Indications of Pulpotomy
- This procedure is indicated where there is a pulpal exposure but the tooth is asymptomatic or exhibits signs of reversible pulpitis.
- The latter is characterised by pain of short duration or where the tooth is sensitive to temperature changes. Thus a cold drink may elicit some discomfort which disappears quickly.
- This indicates that the pulp has undergone inflammatory changes but this is probably confined to the coronal part only and the radicular pulp tissue is likely to remain unaffected.
Procedure of pulpotomy :
The vital pulpotomy therefore involves the elimination of the coronal pulp, which allows the remainder of the pulp to be retained. The tooth (Fig. 12.14a) is anaesthetised and with isolation under a dental dam, all remaining caries is removed together with the roof of the pulp chamber.
This exposes the coronal pulpal contents which then may be removed by a slowly rotating rosehead bur leaving the floor of the pulp chamber bereft of all pulp tissue except for the apertures of the root canals (Fig. 12.14b).
Care is required to avoid inadvertent perforation of the floor of the pulp chamber with the rosehead bur. The vacant pulp chamber is irrigated with water using the triple syringe and dried with a cotton pledget. The bleeding from the radicular pulp should have stopped so as to leave a clear, dry pulp chamber floor. A medicament is now applied to treat the remaining pulp; this is applied for 4 minutes with a lightly moistened cotton pledget (Fig. 12.14c).
Historically, formocresol was used to fix and disinfect the tissue. However, despite its excellent success record over almost 70 years of use in pediatric dentistry, concerns have been raised because of the formalin it contains. The latter has been associated with toxicity and potential carcinogenicity, although it has to be emphasised that there is currently no evidence linking this to dental use. For a short time in the 1990s 2% gluteraldehyde was used instead but this was found to be equally toxic. A more recent substitute is ferric sulphate and this is proving to be as effective as formocresol but without the associated problems. This is therefore currently the medicament of choice for vital pulpotomies.
After applying the ferric sulphate for 4 minutes, the pledget is removed and the floor of pulp chamber and the radicular pulp are covered with a lining of zinc oxide eugenol (Fig. 12.14d) and the tooth is restored in the appropriate way. Should a composite resin be the restorative material then an additional lining, such as zinc phosphate, is required to prevent the adverse effect of the zinc oxide eugenol on the setting of the composite resin.
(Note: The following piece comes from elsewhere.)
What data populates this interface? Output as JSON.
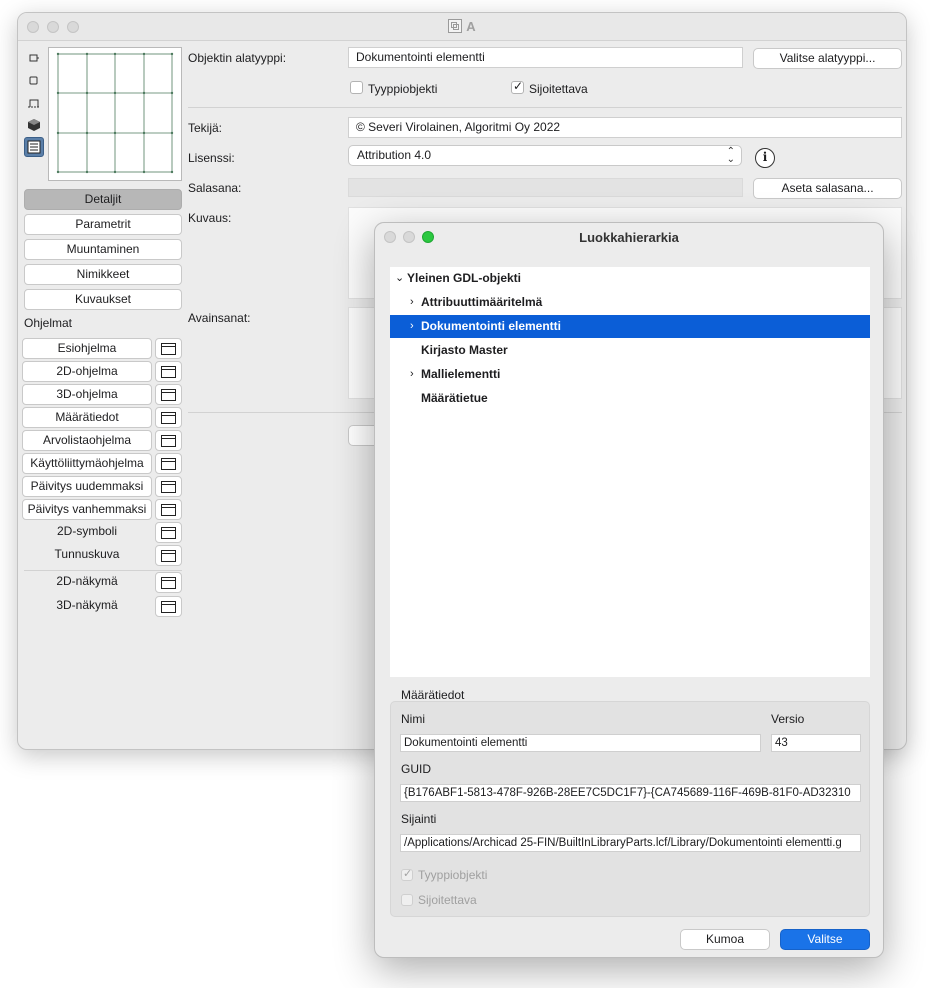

In cases where there is evidence of irreversible pulpitis, characterised by constant pain exacerbated by thermal changes, the assumption is that inflammatory changes extend throughout the pulpal tissue, including the radicular pulp. Application of ferric sulphate as before would be unsuccessful as this would be placed on inflamed tissue. At one time a devitalising procedure was advocated, whereby the tooth was rendered non-vital by dressing the radicular pulp with paraformaldehyde paste for 7 days. During this period the inflamed pulp tissue would die and leave non-infected fixed tissue.
However, the same concerns regarding formocresol have been raised in relation to the use of paraformaldehyde and hence this technique is no longer advocated. Where there is an irreversible pulpitis, the coronal pulp is removed under local anaesthesia as described above, and Ledermix is placed over the radicular pulp. This is a proprietary paste which contains a corticosteroid (1% triamcinalone) and an antibiotic (3% chlortetracycline).
The former is effective in reducing the inflammation whilst the latter has bactericidal properties. A structural lining is required over the Ledermix before the tooth is restored.
The success of a pulpotomy procedure is indicated clinically by:
■ The absence of pain and swelling.
■ No tenderness to percussion.
■ No pathological mobility.
It is indicated radiographically by:
■ The absence of pathological radiolucency at the furcation area of the root.
■ Normal root resorption as part of the exfoliation process.
Should failure occur as demonstrated by these signs and symptoms, then an extraction is usually indicated.